• [Assigned task] What is the number of lines in the data below that contain "Alle"? Answer with that number and no other words.

Available records START

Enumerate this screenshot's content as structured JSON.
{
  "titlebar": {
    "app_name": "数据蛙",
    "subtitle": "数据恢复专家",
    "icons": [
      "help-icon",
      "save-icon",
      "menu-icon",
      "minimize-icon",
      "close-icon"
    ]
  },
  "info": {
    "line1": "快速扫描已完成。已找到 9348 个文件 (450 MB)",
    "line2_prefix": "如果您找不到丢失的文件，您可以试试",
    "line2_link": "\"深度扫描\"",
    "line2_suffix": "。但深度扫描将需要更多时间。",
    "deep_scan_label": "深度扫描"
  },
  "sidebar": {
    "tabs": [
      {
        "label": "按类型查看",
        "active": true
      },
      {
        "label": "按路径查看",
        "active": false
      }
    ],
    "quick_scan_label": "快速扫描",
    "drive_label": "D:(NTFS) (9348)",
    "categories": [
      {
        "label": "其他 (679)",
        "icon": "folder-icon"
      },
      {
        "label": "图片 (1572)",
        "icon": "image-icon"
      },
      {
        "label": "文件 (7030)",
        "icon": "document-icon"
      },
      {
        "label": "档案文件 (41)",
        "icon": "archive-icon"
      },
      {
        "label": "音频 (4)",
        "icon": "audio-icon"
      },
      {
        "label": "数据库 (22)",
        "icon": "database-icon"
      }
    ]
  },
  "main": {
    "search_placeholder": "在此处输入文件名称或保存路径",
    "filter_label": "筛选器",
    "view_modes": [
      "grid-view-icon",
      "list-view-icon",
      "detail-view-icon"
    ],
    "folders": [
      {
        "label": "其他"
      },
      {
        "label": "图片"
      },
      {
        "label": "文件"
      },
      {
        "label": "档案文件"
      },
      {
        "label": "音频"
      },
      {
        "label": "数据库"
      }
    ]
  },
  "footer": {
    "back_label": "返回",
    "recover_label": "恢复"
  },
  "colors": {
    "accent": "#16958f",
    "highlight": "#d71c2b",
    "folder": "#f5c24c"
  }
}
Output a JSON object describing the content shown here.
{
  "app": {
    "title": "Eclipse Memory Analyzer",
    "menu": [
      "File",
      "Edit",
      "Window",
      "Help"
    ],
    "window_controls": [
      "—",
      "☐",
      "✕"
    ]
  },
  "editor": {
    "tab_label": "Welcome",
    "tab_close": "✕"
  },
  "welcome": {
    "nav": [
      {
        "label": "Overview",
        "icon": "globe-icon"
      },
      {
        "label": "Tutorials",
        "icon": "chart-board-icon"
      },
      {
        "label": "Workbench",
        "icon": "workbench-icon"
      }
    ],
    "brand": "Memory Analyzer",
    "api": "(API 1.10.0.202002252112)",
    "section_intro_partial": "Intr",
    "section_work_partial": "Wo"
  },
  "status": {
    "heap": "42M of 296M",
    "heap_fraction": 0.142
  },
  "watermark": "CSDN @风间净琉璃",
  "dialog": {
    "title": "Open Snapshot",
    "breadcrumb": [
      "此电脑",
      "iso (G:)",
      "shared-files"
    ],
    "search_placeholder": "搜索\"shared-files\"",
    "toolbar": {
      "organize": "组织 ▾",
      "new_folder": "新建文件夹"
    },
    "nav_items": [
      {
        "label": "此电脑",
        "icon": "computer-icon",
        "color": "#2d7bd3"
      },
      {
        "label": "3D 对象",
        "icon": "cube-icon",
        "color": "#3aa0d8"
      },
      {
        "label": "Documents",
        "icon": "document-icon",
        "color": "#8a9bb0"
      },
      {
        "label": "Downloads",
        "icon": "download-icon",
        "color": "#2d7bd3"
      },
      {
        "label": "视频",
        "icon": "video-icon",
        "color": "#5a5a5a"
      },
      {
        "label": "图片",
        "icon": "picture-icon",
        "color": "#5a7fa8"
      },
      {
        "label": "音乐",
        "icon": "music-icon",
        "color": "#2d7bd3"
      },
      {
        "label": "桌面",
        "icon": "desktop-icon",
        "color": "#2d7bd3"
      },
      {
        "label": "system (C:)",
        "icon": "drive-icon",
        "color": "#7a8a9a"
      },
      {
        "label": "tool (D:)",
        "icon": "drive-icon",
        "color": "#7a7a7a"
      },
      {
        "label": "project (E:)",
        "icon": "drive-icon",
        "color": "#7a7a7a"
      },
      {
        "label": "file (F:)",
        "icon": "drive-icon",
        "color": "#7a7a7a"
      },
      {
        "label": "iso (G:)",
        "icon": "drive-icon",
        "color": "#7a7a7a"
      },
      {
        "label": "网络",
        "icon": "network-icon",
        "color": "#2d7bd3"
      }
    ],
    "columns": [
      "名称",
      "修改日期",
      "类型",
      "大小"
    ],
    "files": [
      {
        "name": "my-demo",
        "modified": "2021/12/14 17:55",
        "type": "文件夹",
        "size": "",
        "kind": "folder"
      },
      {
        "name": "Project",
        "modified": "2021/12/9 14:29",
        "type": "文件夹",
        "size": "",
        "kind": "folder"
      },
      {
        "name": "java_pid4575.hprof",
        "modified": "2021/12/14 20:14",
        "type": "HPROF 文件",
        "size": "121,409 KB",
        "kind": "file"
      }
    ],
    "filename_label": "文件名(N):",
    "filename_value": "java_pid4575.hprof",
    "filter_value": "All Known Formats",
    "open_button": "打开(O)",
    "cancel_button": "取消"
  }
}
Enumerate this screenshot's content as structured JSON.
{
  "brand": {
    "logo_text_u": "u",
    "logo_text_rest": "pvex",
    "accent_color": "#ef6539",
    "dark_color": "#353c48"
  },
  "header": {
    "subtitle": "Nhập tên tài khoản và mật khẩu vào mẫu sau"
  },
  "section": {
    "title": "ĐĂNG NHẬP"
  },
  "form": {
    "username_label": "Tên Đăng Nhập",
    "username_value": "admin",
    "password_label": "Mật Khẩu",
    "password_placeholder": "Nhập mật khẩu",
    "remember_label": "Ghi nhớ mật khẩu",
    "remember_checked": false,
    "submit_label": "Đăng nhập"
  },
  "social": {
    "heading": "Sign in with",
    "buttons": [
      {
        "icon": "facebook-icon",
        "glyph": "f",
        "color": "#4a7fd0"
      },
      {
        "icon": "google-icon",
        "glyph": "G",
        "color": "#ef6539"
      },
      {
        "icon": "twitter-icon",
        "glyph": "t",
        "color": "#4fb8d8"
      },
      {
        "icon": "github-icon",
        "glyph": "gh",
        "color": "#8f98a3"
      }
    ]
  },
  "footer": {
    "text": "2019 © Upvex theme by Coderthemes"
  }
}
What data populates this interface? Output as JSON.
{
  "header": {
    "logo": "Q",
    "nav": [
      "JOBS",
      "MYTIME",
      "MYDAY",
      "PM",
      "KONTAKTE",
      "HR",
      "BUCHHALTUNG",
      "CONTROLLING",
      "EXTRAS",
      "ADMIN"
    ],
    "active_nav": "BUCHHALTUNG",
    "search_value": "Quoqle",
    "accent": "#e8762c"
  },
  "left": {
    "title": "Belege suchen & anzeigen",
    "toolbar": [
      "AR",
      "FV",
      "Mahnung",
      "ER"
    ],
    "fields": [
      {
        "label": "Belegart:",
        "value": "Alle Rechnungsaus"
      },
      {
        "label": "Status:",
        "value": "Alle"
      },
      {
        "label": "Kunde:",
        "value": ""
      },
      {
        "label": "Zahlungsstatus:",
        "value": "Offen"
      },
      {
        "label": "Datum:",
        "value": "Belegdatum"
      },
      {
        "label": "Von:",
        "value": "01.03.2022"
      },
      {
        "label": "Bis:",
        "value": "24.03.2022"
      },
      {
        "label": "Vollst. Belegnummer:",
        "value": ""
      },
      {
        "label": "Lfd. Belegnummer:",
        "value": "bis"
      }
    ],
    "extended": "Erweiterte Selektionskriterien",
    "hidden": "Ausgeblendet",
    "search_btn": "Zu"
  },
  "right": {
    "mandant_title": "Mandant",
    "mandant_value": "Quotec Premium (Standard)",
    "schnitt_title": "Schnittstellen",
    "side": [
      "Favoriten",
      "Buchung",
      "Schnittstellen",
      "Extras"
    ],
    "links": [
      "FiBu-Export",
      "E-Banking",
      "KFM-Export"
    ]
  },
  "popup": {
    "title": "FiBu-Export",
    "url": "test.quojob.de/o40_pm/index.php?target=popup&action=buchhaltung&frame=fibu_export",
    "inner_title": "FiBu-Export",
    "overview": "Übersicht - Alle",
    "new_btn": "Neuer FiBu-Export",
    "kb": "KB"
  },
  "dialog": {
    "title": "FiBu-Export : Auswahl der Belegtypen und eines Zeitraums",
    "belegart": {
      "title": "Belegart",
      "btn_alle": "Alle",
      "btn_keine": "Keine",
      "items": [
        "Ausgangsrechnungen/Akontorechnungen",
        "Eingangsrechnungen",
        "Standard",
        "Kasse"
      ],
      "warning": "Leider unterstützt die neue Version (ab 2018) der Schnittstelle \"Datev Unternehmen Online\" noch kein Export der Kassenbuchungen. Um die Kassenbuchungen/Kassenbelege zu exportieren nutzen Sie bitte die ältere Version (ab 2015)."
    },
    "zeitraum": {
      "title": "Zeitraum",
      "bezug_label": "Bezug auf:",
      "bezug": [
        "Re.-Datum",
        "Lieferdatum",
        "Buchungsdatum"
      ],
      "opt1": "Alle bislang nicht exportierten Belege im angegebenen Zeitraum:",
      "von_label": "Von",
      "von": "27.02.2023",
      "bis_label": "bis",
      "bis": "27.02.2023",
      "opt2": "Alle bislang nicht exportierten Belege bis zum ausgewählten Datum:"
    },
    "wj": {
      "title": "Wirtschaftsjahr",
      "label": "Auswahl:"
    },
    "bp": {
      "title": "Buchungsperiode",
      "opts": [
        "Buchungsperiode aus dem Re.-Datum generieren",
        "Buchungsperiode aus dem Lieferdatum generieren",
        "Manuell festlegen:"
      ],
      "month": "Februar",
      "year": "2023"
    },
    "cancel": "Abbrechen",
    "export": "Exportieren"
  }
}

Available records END

• [Solution for this exercise] 6